The paper entitled “Enhancing the Security of Personal Identification Numbers with Three-Dimensional Displays” by M.-K. Lee et al. provides a novel solution based on three dimensions, particularly suitable for glasses-free three-dimensional (3D) displays found in many smartphones and handheld game consoles. A user at the “3D spot” may log in easily, while nearby shoulder-surfers gain no advantage. A detailed experimental usability analysis is performed to demonstrate the effectiveness of the proposed scheme in comparison to the existing methods.

The paper “Anomaly Detection for Internet of Vehicles: A Trust Management Scheme with Affinity Propagation” by S. Yang et al. introduces a trust-based anomaly detection scheme for IVs, where some malicious or incapable vehicles are existing on roads. The proposed scheme works by allowing IVs to detect abnormal vehicles, communicate with each other, and finally converge to some trustworthy cluster heads (CHs). Periodically, the CHs take responsibility for intracluster trust management. Moreover, the scheme is enhanced with a distributed supervising mechanism and a central reputation arbitrator to assure robustness and fairness in detecting process.

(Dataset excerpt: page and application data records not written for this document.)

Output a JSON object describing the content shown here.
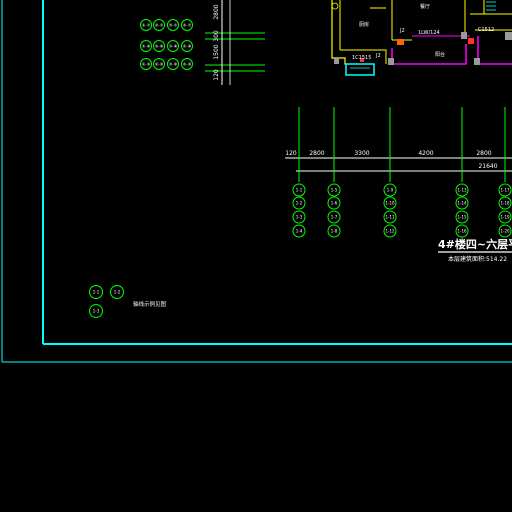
{
  "colors": {
    "background": "#000000",
    "frame": "#00ffff",
    "axis": "#00ff00",
    "dimension": "#ffffff",
    "wall_yellow": "#ffff00",
    "wall_magenta": "#ff00ff",
    "title_text": "#ffffff",
    "red_marker": "#ff3030",
    "gray_column": "#9a9a9a"
  },
  "top_left_grid": {
    "rows": [
      [
        "①-⑦",
        "②-⑦",
        "③-⑦",
        "④-⑦"
      ],
      [
        "①-⑧",
        "②-⑧",
        "③-⑧",
        "④-⑧"
      ],
      [
        "①-⑨",
        "②-⑨",
        "③-⑨",
        "④-⑨"
      ]
    ],
    "vertical_dims": [
      "2800",
      "300",
      "1500",
      "120"
    ]
  },
  "plan": {
    "room_labels": [
      "厨房",
      "餐厅",
      "阳台"
    ],
    "window_labels": [
      "J2",
      "1LW/124",
      "C1512",
      "1C1515",
      "J2"
    ]
  },
  "axes": {
    "dims": [
      "120",
      "2800",
      "3300",
      "4200",
      "2800"
    ],
    "total": "21640",
    "columns": [
      [
        "1-1",
        "1-2",
        "1-3",
        "1-4"
      ],
      [
        "1-5",
        "1-6",
        "1-7",
        "1-8"
      ],
      [
        "1-9",
        "1-10",
        "1-11",
        "1-12"
      ],
      [
        "1-13",
        "1-14",
        "1-15",
        "1-16"
      ],
      [
        "1-17",
        "1-18",
        "1-19",
        "1-20"
      ]
    ]
  },
  "title": {
    "main": "4#楼四~六层平",
    "sub": "本层建筑面积:514.22"
  },
  "legend": {
    "bubbles": [
      "1-1",
      "1-2",
      "1-3"
    ],
    "note": "轴线示例见图"
  }
}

The paper titled “Security Analysis and Improvement of Fingerprint Authentication for Smartphones” by Y.-H. Jo et al. identifies a few vulnerabilities in one of the currently deployed smartphones equipped with fingerprint verification service by analyzing the service application. Y.-H. Jo et al. demonstrate actual attacks via two proof-of-concept codes that exploit these vulnerabilities. By the first attack, a malicious application can obtain the fingerprint image of the owner of the victimized smartphone through message-based interprocess communication with the service application. In the second attack, an attacker can extract fingerprint features by decoding a file containing them in encrypted form.

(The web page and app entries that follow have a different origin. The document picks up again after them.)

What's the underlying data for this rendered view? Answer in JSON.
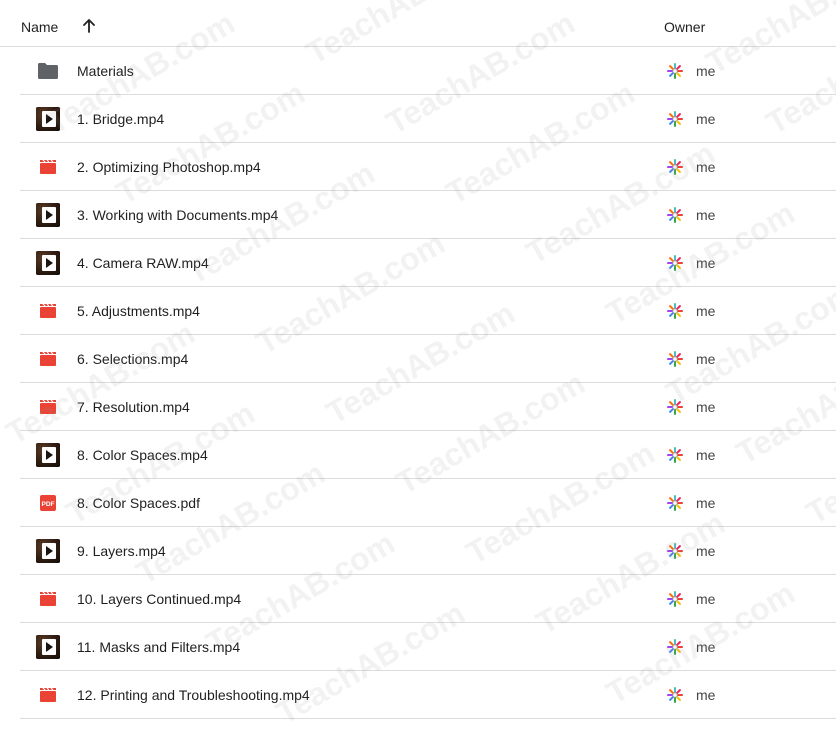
{
  "header": {
    "name_label": "Name",
    "owner_label": "Owner",
    "sort_icon": "arrow-up-icon"
  },
  "files": [
    {
      "name": "Materials",
      "type": "folder",
      "owner": "me"
    },
    {
      "name": "1. Bridge.mp4",
      "type": "video-thumb",
      "owner": "me"
    },
    {
      "name": "2. Optimizing Photoshop.mp4",
      "type": "video",
      "owner": "me"
    },
    {
      "name": "3. Working with Documents.mp4",
      "type": "video-thumb",
      "owner": "me"
    },
    {
      "name": "4. Camera RAW.mp4",
      "type": "video-thumb",
      "owner": "me"
    },
    {
      "name": "5. Adjustments.mp4",
      "type": "video",
      "owner": "me"
    },
    {
      "name": "6. Selections.mp4",
      "type": "video",
      "owner": "me"
    },
    {
      "name": "7. Resolution.mp4",
      "type": "video",
      "owner": "me"
    },
    {
      "name": "8. Color Spaces.mp4",
      "type": "video-thumb",
      "owner": "me"
    },
    {
      "name": "8. Color Spaces.pdf",
      "type": "pdf",
      "owner": "me"
    },
    {
      "name": "9. Layers.mp4",
      "type": "video-thumb",
      "owner": "me"
    },
    {
      "name": "10. Layers Continued.mp4",
      "type": "video",
      "owner": "me"
    },
    {
      "name": "11. Masks and Filters.mp4",
      "type": "video-thumb",
      "owner": "me"
    },
    {
      "name": "12. Printing and Troubleshooting.mp4",
      "type": "video",
      "owner": "me"
    }
  ],
  "watermark": "TeachAB.com",
  "colors": {
    "folder": "#5f6368",
    "video": "#ea4335",
    "pdf": "#ea4335",
    "divider": "#dadce0"
  }
}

The paper entitled “Function-Oriented Mobile Malware Analysis as First-Aid” by J. Jang and H. K. Kim proposes a novel method for function-oriented malware analysis approach based on analysis of suspicious API call patterns. Instead of extracting API call patterns for malware in each family, J. Jang and H. K. Kim focus on extracting such patterns for certain malicious functionalities. The proposed method dumps memory sections, where an application is allocated and extracts suspicious API sequences from bytecode by comparing with predefined suspicious API lists. By matching API call patterns with our functionality database, the proposed method determines whether they are malicious.

The paper titled “A Novel Iterative and Dynamic Trust Computing Model for Large Scaled P2P Networks” by Z. Tan et al. presents an iterative and dynamic trust computation model named IDTrust (Iterative and Dynamic Trust model) according to these properties. First of all, a three-layered distributed trust communication architecture was presented in IDTrust so as to separate evidence collector and trust decision from P2P service. Then an iterative and dynamic trust computation method was presented to improve efficiency, where only latest evidences were enrolled during one iterative computation. On the basis of these, direct trust model, indirect trust model, and global trust model were presented with both explicit and implicit evidences.

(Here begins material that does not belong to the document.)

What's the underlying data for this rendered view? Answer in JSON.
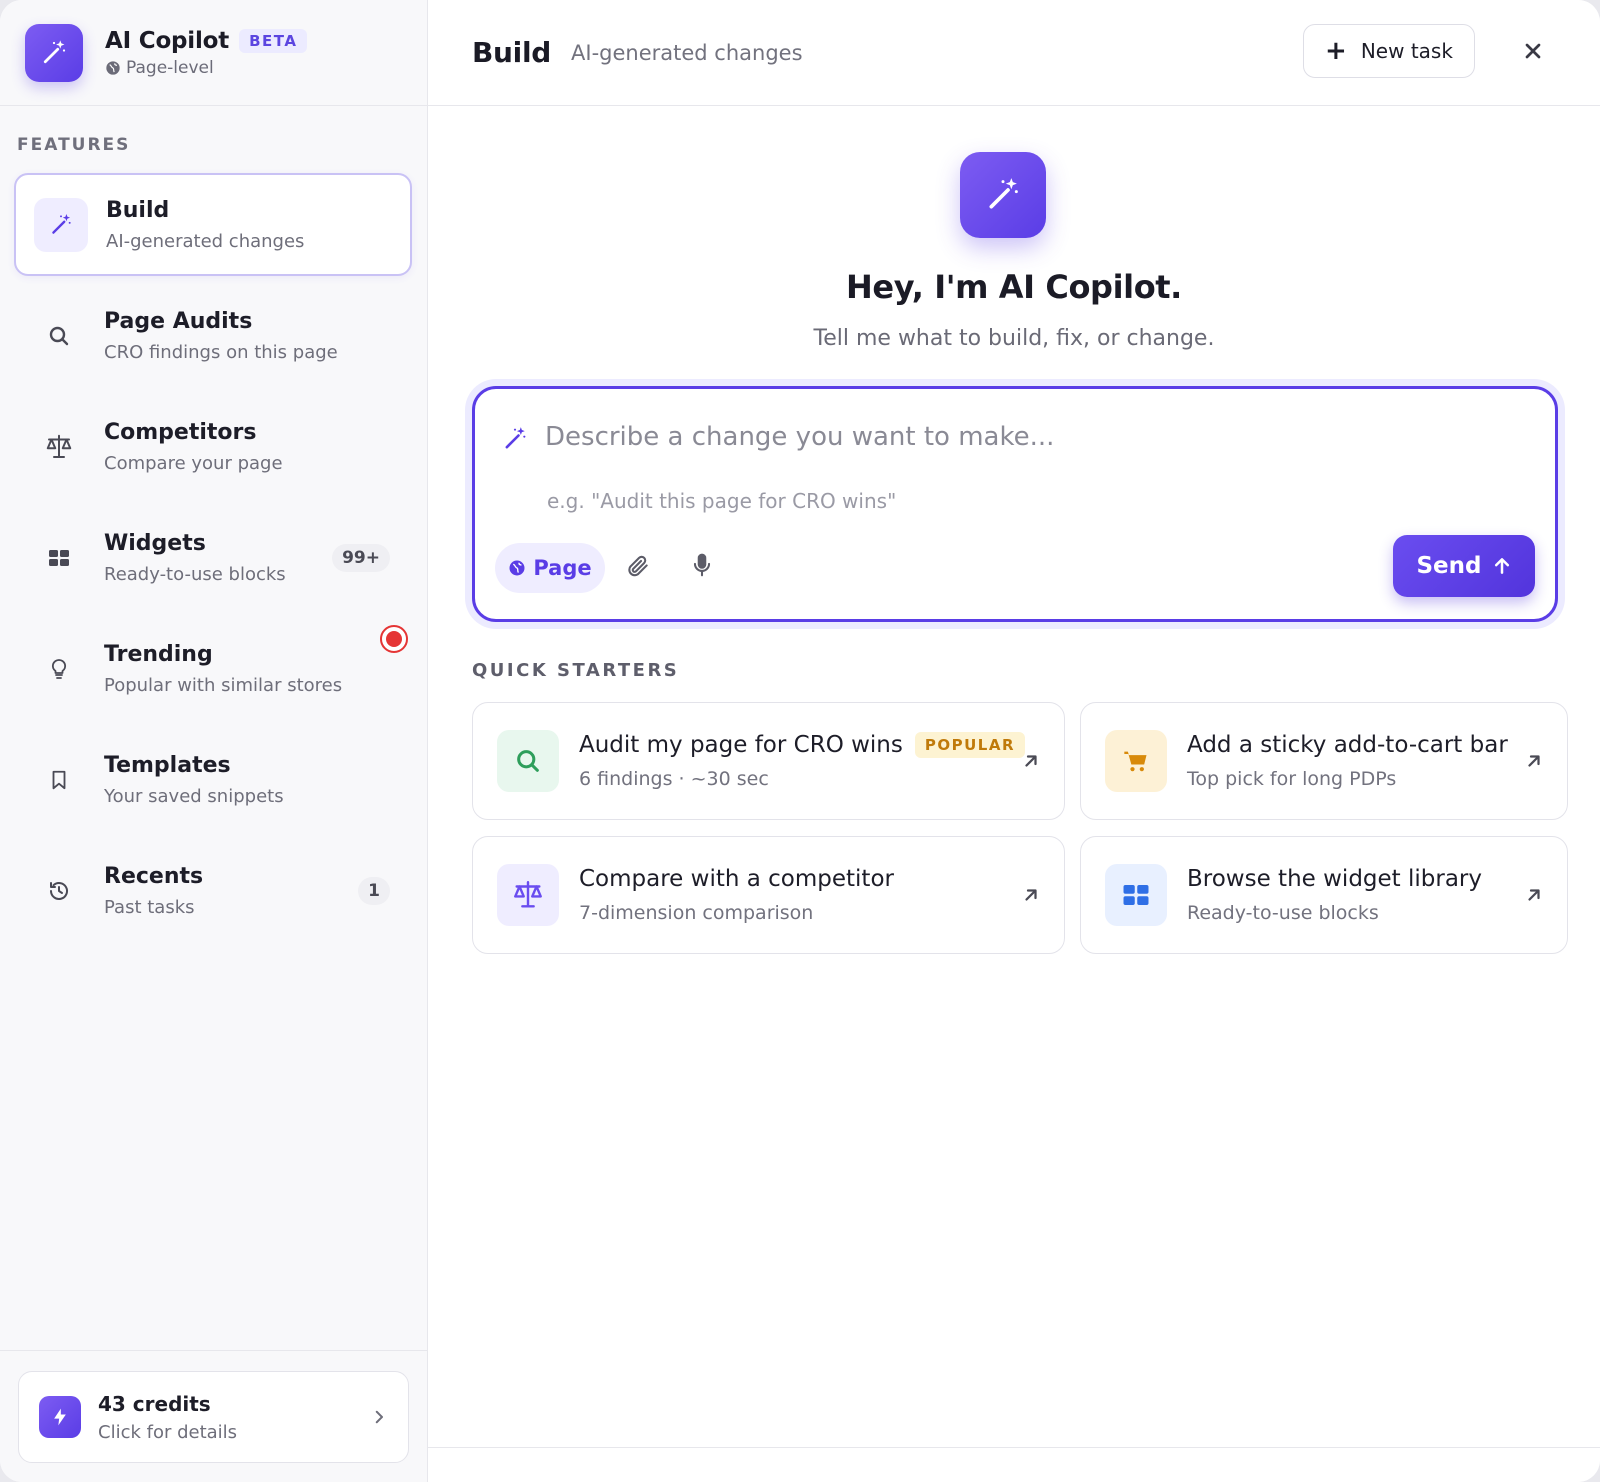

In closing, we believe the readers will find these papers interesting and useful, and we hope that they will enjoy them.


We would like to thank all of the authors who have submitted their research to this special issue. We are also grateful for the many experts in the field who have participated in the review process and provided helpful suggestions to the authors for improving their work. We would like to express our gratitude to the Editor-in-Chief, Dr. David Taniar, for his support in bringing forth this special issue. We also appreciate Global Research Laboratory Project through the National Research Foundation (NRF-2014K1A1A2043029) that tremendously helped support our effort.

Jeong Hyun Yi
Aziz Mohaisen
Sean Yang
Ching-Hsien Hsu